Create and observe secular interpretations of Jewish rituals, services, and celebrations
Include study, questioning, discussion, and social justice as examples of Jewish values
Believe that action to create social justice is an affirmation of our Jewish identity
Seek solutions to human conflicts that respect the freedom, dignity, and self-esteem of every human being
Believe that human beings have the responsibility for solving human problems
Hold values independent of a supernatural authority
Rely on sources such as reason, observation, experimentation, creativity, and artistic expression to address questions about the world and to seek understanding of our experiences

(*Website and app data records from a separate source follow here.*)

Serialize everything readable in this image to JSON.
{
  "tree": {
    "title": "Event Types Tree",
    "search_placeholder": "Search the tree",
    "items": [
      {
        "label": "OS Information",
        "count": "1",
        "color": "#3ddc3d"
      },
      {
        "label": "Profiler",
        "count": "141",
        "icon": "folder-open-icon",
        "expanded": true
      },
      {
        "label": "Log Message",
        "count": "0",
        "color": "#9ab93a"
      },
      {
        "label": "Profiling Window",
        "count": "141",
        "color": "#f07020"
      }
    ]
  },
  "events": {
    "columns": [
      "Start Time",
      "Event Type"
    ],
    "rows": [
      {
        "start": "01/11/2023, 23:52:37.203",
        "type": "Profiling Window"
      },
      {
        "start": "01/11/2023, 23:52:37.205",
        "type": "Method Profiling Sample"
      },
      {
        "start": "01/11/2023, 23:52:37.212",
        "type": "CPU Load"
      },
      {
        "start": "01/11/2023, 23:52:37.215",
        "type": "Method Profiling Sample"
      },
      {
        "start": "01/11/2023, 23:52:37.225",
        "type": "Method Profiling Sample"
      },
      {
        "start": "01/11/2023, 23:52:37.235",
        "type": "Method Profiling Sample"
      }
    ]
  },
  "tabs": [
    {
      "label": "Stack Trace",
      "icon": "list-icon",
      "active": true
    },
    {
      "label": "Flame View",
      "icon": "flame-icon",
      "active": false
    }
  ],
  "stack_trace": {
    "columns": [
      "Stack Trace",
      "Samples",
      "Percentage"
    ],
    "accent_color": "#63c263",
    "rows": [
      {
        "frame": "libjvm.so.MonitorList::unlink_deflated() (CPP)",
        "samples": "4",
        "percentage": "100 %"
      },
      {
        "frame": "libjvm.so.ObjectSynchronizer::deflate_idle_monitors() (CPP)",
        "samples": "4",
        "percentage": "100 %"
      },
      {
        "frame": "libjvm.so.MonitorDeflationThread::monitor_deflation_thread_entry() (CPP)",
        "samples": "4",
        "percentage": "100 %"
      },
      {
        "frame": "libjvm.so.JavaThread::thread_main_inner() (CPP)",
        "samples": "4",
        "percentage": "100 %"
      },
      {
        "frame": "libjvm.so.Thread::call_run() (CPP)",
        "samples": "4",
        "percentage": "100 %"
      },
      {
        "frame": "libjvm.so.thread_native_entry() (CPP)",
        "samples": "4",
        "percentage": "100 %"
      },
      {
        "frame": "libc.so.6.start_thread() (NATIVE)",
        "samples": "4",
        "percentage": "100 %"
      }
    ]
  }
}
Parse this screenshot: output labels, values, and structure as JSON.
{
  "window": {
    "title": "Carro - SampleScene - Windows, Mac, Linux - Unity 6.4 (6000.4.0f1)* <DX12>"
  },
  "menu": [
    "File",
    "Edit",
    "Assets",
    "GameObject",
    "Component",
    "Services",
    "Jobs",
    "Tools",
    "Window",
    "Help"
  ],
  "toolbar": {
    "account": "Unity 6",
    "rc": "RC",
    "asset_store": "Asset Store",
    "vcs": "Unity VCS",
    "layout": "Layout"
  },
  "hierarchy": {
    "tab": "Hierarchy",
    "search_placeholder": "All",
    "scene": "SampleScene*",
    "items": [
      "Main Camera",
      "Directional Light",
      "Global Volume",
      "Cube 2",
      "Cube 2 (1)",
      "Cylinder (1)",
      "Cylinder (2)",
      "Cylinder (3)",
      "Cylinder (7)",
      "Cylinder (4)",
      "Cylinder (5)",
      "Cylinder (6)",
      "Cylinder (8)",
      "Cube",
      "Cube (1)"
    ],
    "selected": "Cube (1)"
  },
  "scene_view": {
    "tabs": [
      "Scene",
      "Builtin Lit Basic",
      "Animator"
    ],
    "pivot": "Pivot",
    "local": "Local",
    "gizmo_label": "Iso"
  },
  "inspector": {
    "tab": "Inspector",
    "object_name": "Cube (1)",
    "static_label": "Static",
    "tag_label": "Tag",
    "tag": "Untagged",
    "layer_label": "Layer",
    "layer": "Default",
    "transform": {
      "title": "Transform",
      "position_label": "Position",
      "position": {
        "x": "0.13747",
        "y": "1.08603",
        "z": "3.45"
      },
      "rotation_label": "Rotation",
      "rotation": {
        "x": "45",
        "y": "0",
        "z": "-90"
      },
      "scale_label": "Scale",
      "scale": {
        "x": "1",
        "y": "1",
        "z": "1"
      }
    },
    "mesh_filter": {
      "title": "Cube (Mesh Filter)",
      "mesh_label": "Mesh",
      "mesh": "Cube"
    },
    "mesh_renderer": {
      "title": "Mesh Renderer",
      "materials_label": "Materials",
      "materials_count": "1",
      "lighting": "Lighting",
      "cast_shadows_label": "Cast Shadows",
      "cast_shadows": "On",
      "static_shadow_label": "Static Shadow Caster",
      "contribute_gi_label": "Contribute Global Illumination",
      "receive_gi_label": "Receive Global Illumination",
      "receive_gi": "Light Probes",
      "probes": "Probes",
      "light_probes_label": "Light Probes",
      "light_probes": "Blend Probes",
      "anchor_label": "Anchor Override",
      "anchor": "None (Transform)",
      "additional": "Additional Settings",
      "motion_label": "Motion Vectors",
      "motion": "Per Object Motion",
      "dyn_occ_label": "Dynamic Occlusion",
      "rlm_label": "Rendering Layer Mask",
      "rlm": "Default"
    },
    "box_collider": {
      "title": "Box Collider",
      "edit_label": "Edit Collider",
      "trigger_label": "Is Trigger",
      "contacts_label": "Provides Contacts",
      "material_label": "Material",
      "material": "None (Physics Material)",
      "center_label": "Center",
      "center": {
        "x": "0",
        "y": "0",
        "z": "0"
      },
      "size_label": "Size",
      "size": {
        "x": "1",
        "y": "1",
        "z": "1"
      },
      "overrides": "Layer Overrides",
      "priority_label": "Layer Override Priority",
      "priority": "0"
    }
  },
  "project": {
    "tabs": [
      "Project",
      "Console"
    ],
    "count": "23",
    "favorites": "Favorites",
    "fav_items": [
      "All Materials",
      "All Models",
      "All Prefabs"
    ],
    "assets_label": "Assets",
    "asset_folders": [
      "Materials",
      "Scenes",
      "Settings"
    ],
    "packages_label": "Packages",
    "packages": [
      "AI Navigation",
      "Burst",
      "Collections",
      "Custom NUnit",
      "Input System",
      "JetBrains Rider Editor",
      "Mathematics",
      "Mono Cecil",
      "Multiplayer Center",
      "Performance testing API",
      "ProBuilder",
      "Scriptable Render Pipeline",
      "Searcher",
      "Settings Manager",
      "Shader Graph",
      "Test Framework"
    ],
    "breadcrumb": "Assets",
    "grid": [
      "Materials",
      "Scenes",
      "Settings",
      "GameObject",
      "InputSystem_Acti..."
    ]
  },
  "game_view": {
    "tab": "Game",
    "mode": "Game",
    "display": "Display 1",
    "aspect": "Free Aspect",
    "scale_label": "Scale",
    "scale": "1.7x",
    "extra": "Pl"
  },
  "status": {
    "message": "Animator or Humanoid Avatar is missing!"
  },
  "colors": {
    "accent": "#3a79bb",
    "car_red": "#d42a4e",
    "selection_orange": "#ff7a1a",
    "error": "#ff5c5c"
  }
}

A collection of photos from SHJC events
Meet our SHJC Board Members
Susan has a Ph.D. in social work and has worked in the Jewish community for most of her personal and professional life. She is married and has three children and six grandchildren. She is one of the founders of the Secular Humanist Jewish Circle and is committed to the mission of providing a Jewish community for everyone who wants to find a home where their ethical and cultural beliefs can flourish and be sustained.
Dee is a Jew by choice and converted about 11 years ago. She doesn't regret it one bit, even though her mom was a bit surprised at the time. Dee is from England and is sure Jews are the same there as they are here - in England they are just a bit quieter! Dee has made a lot of friends in SHJC and has always felt very welcome. She enjoys seeing everyone when we have our get togethers in person or over Zoom.
Kent has been secular since he was 15 years old. That led to debates with the rabbi in his confirmation class. Being Jewish has been an enrichment in his life: a sense of relation to the past; a concern for minorities; appreciation for the values of learning, questioning and caring about human life; a concern for the future of life on Earth.
Pat does so many varied, and often behind-the-scenes, jobs for SHJC. She takes minutes at Board meetings (except when she’s off on an adventuresome bike trip), she helps out with the monthly newsletter for members, she sends notes and cards as needed, she helps moderate our book club discussions, and she helps organize events.
Becky realized in college that she was a non-theist Jew. In 2010 when she learned that a Steering Committee was forming to possibly start a Secular Humanist Jewish congregation here in Tucson, she was thrilled and quickly became part of the group. Becky has been on the Board of Secular Humanist Jewish Circle since it started in 2010 and SHJC continues to be a source of joy in her life.
Hailing from Michigan, Judith has lived in Tucson for 3 years and was very glad when she discovered Secular Humanist Jewish Circle. She has two grandsons and is long retired from her work at University of Michigan Hospital, where she worked with statistical analysis of medical research data.
David Sattinger grew up in Ann Arbor, Michigan. When he was about 9 he had a revelation that Man created God in his own image — Sunday School had it backwards. Nevertheless he had his Bar Mitzvah in the Synagogue on Hill Street, but later started exploring the Quakers in the Friends house across the street. (The Rabbi commented that some of his best Jews were Friends.) It did not occur to him until he joined the SHJC in Tucson that he had in fact been a Secular Humanist Jew all along. Now he says there are some things in this world that are God-given, and some things that are man-made. Math and science are God-given; religion is man made.
Joan is from New York City where she taught early childhood and bilingual (Spanish) classes in disadvantaged neighborhoods for 25 years. She was involved with the Ethical Culture movement (a branch of Humanism) from the age of 9 and has been a lifelong Humanist. After moving to Tucson in 1996, she joined the Humanist Community of Tucson, later serving as its president for 6 years. In 2022, she found the Secular Humanist Jewish Circle and is delighted to be a part of this wonderfully stimulating group.
Rabbi Jack Silver has served as our rabbi since 2017. He resides in Tempe with his wife Sharon. In addition to providing Shabbat and Holiday services in person and via tele-video, he is always happy to assist members with life cycle events and questions about Humanistic Judaism.
Rabbi Jack Silver